By Madison Dow
Massachusetts boating safety advocates are calling for stricter enforcement of laws on boating under the influence of alcohol as boating accidents have doubled over the past decade.
Since 2005, boating under the influence has taken 30 lives and caused 42 injuries in Massachusetts alone according the Coast Guard’s Boating Safety Resource Center.
In Massachusetts waters in 2005, there were 45 accidents reported to the BSRC in comparison to 89 reported in 2015.
In early June 2015, a woman’s arm was cut off after she jumped overboard and was struck by the propeller while the driver was under the influence of alcohol, according to the charges in the case.

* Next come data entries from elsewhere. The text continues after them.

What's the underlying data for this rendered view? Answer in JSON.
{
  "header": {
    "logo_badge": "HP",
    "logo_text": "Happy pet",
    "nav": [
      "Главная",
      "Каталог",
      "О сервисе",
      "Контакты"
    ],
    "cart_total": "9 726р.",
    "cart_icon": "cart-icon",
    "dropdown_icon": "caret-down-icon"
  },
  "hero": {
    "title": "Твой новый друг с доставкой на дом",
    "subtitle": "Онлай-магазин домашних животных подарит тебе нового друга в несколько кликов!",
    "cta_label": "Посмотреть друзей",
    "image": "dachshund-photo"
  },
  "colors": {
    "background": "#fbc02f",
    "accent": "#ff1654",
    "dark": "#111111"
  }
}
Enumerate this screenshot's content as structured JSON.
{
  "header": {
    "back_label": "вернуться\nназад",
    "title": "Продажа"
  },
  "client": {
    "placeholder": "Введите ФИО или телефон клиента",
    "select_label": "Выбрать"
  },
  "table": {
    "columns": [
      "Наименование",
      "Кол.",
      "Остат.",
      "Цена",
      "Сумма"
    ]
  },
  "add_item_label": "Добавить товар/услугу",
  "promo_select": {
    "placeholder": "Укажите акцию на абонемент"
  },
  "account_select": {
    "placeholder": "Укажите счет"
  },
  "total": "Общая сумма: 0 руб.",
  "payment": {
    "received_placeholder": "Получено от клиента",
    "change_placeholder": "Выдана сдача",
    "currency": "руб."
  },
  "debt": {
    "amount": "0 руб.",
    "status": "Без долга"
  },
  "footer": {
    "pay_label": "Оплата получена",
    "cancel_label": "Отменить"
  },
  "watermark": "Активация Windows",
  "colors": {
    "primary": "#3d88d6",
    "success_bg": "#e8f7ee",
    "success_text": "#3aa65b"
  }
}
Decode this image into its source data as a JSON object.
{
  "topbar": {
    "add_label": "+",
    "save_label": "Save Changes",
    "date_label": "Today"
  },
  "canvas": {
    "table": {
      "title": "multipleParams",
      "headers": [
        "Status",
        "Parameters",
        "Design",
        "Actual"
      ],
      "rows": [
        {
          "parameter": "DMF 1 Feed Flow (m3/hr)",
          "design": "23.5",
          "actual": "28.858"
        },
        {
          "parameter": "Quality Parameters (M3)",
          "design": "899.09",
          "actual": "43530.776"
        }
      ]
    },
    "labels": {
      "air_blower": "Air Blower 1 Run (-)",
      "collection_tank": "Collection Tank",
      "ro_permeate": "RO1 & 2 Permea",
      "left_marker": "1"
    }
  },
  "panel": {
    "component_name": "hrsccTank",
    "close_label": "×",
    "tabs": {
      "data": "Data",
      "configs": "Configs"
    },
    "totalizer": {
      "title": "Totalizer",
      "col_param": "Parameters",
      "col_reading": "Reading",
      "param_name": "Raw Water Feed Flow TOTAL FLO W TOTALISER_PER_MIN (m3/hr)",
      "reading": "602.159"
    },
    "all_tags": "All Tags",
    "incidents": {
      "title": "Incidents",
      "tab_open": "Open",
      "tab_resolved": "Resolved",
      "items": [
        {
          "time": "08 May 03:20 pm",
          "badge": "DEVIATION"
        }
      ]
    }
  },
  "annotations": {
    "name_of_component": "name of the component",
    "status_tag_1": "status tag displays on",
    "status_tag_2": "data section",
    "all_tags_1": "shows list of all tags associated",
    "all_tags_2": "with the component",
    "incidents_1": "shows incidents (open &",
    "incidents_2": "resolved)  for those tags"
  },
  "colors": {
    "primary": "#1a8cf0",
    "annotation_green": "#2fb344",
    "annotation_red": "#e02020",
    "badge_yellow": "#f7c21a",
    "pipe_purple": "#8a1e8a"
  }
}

Alcohol slows the brain’s speed of perceiving the five senses and decreases the ability to balance according to the Fish and Boat Commission. The Fish and Boat Commission protects, conserves and enhances the state’s natural aquatic resources.
Massachusetts’ laws state that anyone operating a boat with a breath or blood alcohol concentration of 0.08 percent or larger is under the influence.
William Gossard a retired senior program manager of the National Transportation Safety Board says, “If we could get people to bring no alcohol on boats that would be best of all.”
Gossard was with the National Transportation Safety Board investigating wreckage and finding causes of boating accidents for 30 years until he retired in 2011.
In contrast to operating a car, boaters are allowed to have an open container of alcohol on board while driving.
Gossard says many boaters do not take driving a boat as seriously as driving a car. The mindset of some boaters is that boating is just recreation while car is transportation.
“Boating has always been part of recreation and recreation is consuming alcoholic beverages, and some things do not change,” says Lieutenant John Girvalakis of the Boat and Recreation Vehicle Safety Bureau of the Massachusetts Environmental Police.
“We have to change the culture of boating because beer plays a large part of the culture,” says Cox. “The first thing people do is put a bucket of beer on the boat.”
“Many people read about it in the paper and they’re not boaters it doesn’t affect them” says Cox, a graduate of the Massachusetts Maritime Academy and former cargo ship captain.
According to Girvalakis, there have been seven cases of boating under the influence so far this year, as of mid July.
On a dock in Boston Harbor, Wayne Gravlin, a boater from Billerica, Massachusetts says, “I’ve witnessed first hand the effect of boating under the influence.”
“I waited two weeks with my friend’s family while the US Coast Guard and first responders searched Long Island Sound for my friend.”
“After he struck a jetty and was ejected from his boat, his body was finally discovered by a fisherman. It was an avoidable tragedy.”
The effects of alcohol are more pronounced while on a boat than in the operation of a vehicle due to many stress factors such as wind, vibration and wave action says Ron Walsh.
Walsh runs the private boating education company called Boatsafe Massachusetts, and is an active member of the Coast Guard Auxiliary.
Cox describes alcohol abuse and inexperience as the two largest causes of accidents in the Boston Harbor. Cox spent 30 years at sea as the captain of a container ship and continues to enjoy boating as recreation today.
When the Boston Harbor Safety Committee was created in 1999, Cox filled the chairman position.